This is plain reproduction of the great lines by William Arthur Ward. Coming from such an inspirational writer as him, the poem did well to get me me looking around myself n+1th time. Thanks to my dear friend Anand for sharing this with me. Here goes:

“To laugh is to risk appearing a fool,

To weep is to risk appearing sentimental.

To reach out to another is to risk involvement,

To expose feelings is to risk exposing your true self.

To place your ideas and dreams before a crowd is to risk their loss.

To love is to risk not being loved in return,

To live is to risk dying,

To hope is to risk despair,

To try is to risk failure.

But risks must be taken because the greatest hazard in life is to risk
nothing.

The person who risks nothing, does nothing, has nothing, is nothing.

He may avoid suffering and sorrow,

But he cannot learn, feel, change, grow or live.

Chained by his servitude he is a slave who has forfeited all freedom.

Only a person who risks is free.

The pessimist complains about the wind;
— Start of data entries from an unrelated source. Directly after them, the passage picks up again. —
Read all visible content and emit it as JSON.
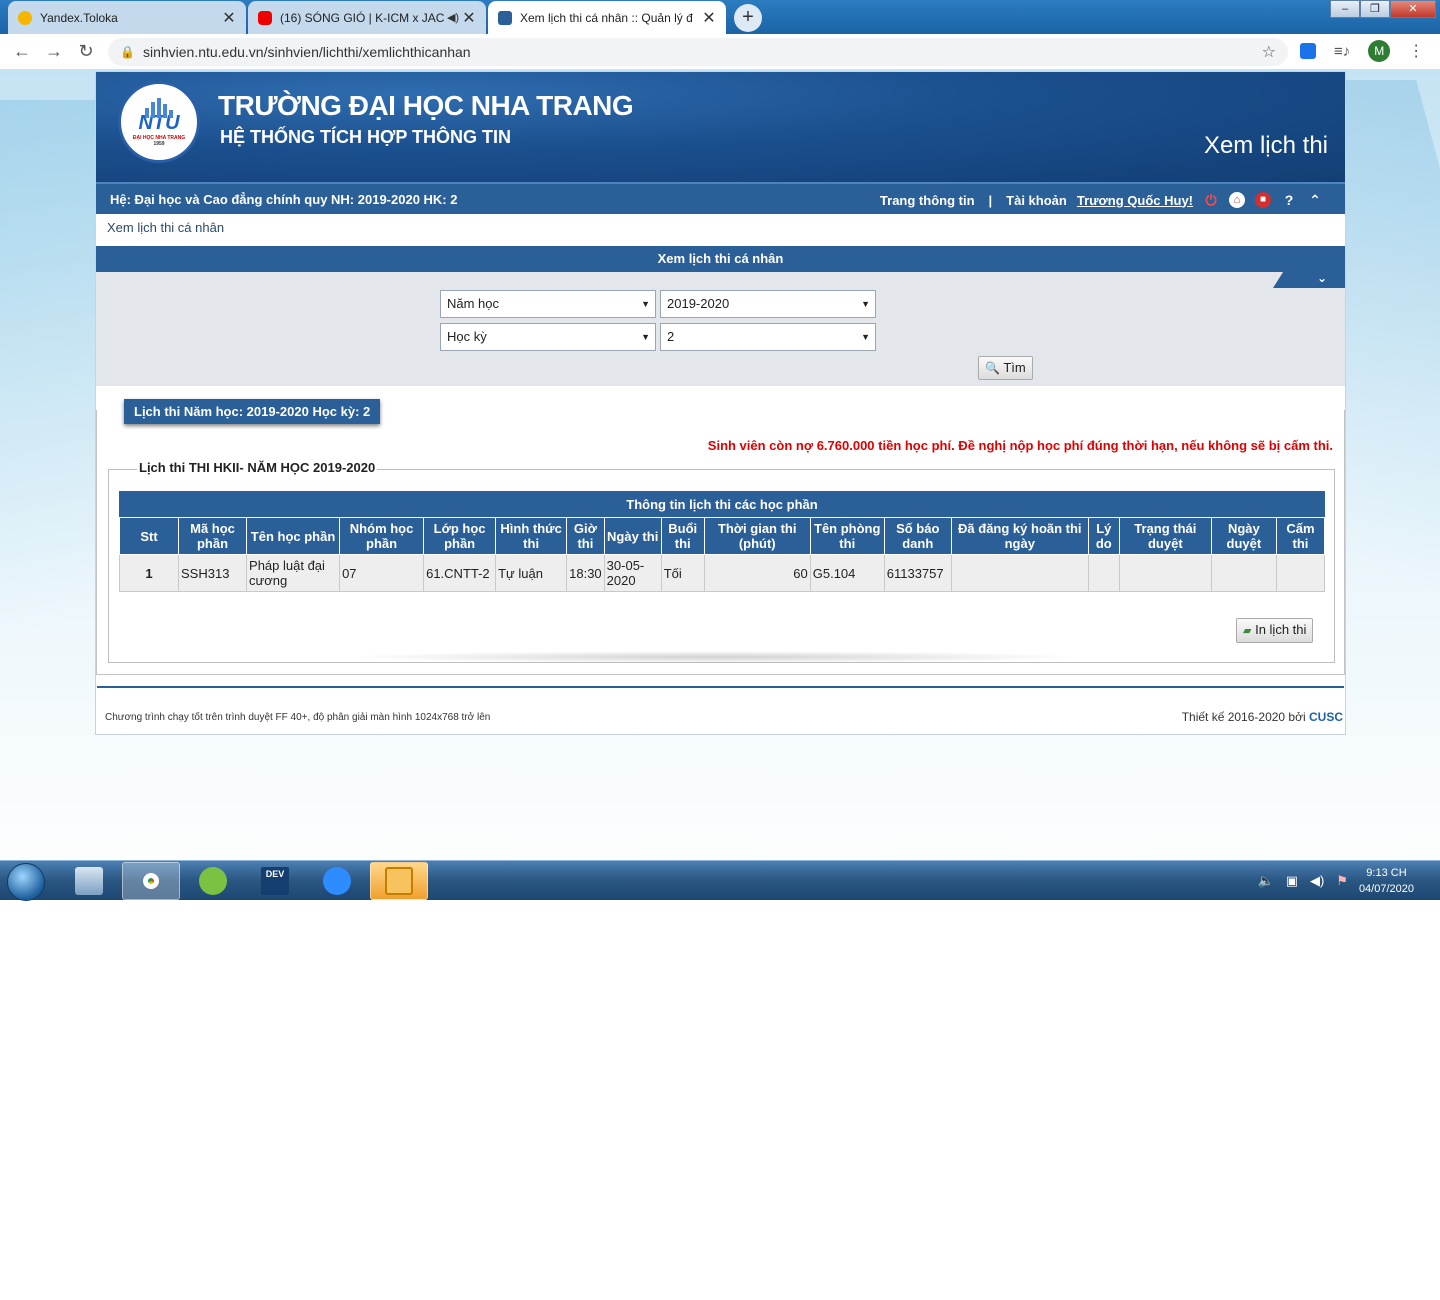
{
  "browser": {
    "tabs": [
      {
        "title": "Yandex.Toloka",
        "active": false
      },
      {
        "title": "(16) SÓNG GIÓ | K-ICM x JAC",
        "active": false
      },
      {
        "title": "Xem lịch thi cá nhân :: Quản lý đ",
        "active": true
      }
    ],
    "url": "sinhvien.ntu.edu.vn/sinhvien/lichthi/xemlichthicanhan",
    "profile_initial": "M"
  },
  "header": {
    "title": "TRƯỜNG ĐẠI HỌC NHA TRANG",
    "subtitle": "HỆ THỐNG TÍCH HỢP THÔNG TIN",
    "page_name": "Xem lịch thi",
    "logo_text": "NTU",
    "logo_caption": "ĐẠI HỌC NHA TRANG",
    "logo_year": "1959"
  },
  "infobar": {
    "left": "Hệ: Đại học và Cao đẳng chính quy  NH: 2019-2020  HK: 2",
    "home_link": "Trang thông tin",
    "separator": "|",
    "account_label": "Tài khoản",
    "account_name": "Trương Quốc Huy!"
  },
  "breadcrumb": "Xem lịch thi cá nhân",
  "panel": {
    "heading": "Xem lịch thi cá nhân",
    "filters": [
      {
        "label": "Năm học",
        "value": "2019-2020"
      },
      {
        "label": "Học kỳ",
        "value": "2"
      }
    ],
    "search_label": "Tìm"
  },
  "results": {
    "tab_title": "Lịch thi Năm học: 2019-2020 Học kỳ: 2",
    "warning": "Sinh viên còn nợ 6.760.000 tiền học phí. Đề nghị nộp học phí đúng thời hạn, nếu không sẽ bị cấm thi.",
    "group_title": "Lịch thi THI HKII- NĂM HỌC 2019-2020",
    "table_title": "Thông tin lịch thi các học phần",
    "columns": [
      "Stt",
      "Mã học phần",
      "Tên học phần",
      "Nhóm học phần",
      "Lớp học phần",
      "Hình thức thi",
      "Giờ thi",
      "Ngày thi",
      "Buổi thi",
      "Thời gian thi (phút)",
      "Tên phòng thi",
      "Số báo danh",
      "Đã đăng ký hoãn thi ngày",
      "Lý do",
      "Trạng thái duyệt",
      "Ngày duyệt",
      "Cấm thi"
    ],
    "rows": [
      [
        "1",
        "SSH313",
        "Pháp luật đại cương",
        "07",
        "61.CNTT-2",
        "Tự luận",
        "18:30",
        "30-05-2020",
        "Tối",
        "60",
        "G5.104",
        "61133757",
        "",
        "",
        "",
        "",
        ""
      ]
    ],
    "print_label": "In lịch thi"
  },
  "footer": {
    "left": "Chương trình chạy tốt trên trình duyệt FF 40+, độ phân giải màn hình 1024x768 trở lên",
    "right_prefix": "Thiết kế 2016-2020 bởi",
    "right_brand": "CUSC"
  },
  "taskbar": {
    "time": "9:13 CH",
    "date": "04/07/2020"
  }
}
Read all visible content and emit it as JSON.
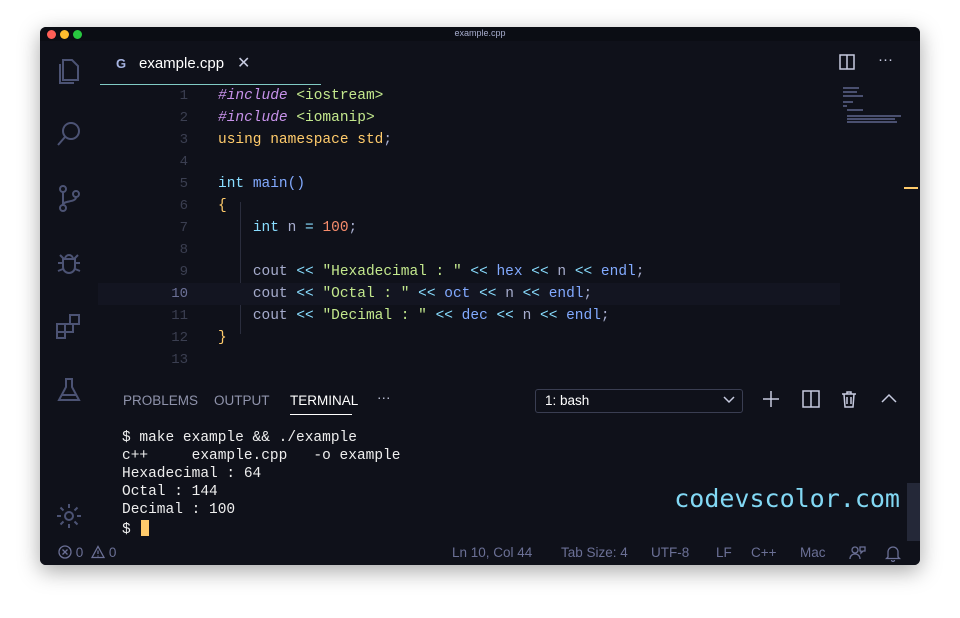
{
  "window": {
    "title": "example.cpp"
  },
  "tab": {
    "label": "example.cpp",
    "icon": "cpp-file-icon",
    "close": "✕"
  },
  "editor": {
    "current_line": 10,
    "lines": [
      {
        "num": "1"
      },
      {
        "num": "2"
      },
      {
        "num": "3"
      },
      {
        "num": "4"
      },
      {
        "num": "5"
      },
      {
        "num": "6"
      },
      {
        "num": "7"
      },
      {
        "num": "8"
      },
      {
        "num": "9"
      },
      {
        "num": "10"
      },
      {
        "num": "11"
      },
      {
        "num": "12"
      },
      {
        "num": "13"
      }
    ],
    "code": {
      "l1_dir": "#include",
      "l1_inc": "<iostream>",
      "l2_dir": "#include",
      "l2_inc": "<iomanip>",
      "l3_using": "using",
      "l3_ns": "namespace",
      "l3_std": "std",
      "l5_int": "int",
      "l5_main": "main",
      "l7_int": "int",
      "l7_n": "n",
      "l7_val": "100",
      "l9_str": "\"Hexadecimal : \"",
      "l9_manip": "hex",
      "l10_str": "\"Octal : \"",
      "l10_manip": "oct",
      "l11_str": "\"Decimal : \"",
      "l11_manip": "dec",
      "cout": "cout",
      "endl": "endl",
      "op": "<<",
      "eq": "=",
      "n": "n",
      "semi": ";",
      "paren": "()",
      "open": "{",
      "close": "}"
    }
  },
  "panel": {
    "tabs": [
      "PROBLEMS",
      "OUTPUT",
      "TERMINAL"
    ],
    "active_tab": "TERMINAL",
    "more": "···",
    "terminal_select": "1: bash"
  },
  "terminal": {
    "lines": [
      "$ make example && ./example",
      "c++     example.cpp   -o example",
      "Hexadecimal : 64",
      "Octal : 144",
      "Decimal : 100",
      "$ "
    ]
  },
  "watermark": "codevscolor.com",
  "status": {
    "errors": "0",
    "warnings": "0",
    "position": "Ln 10, Col 44",
    "tab_size": "Tab Size: 4",
    "encoding": "UTF-8",
    "eol": "LF",
    "language": "C++",
    "platform": "Mac"
  },
  "colors": {
    "background": "#0f111a",
    "accent": "#80cbc4",
    "cursor": "#ffcb6b"
  }
}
The optimist expects it to change;

And the realist adjusts the sails.”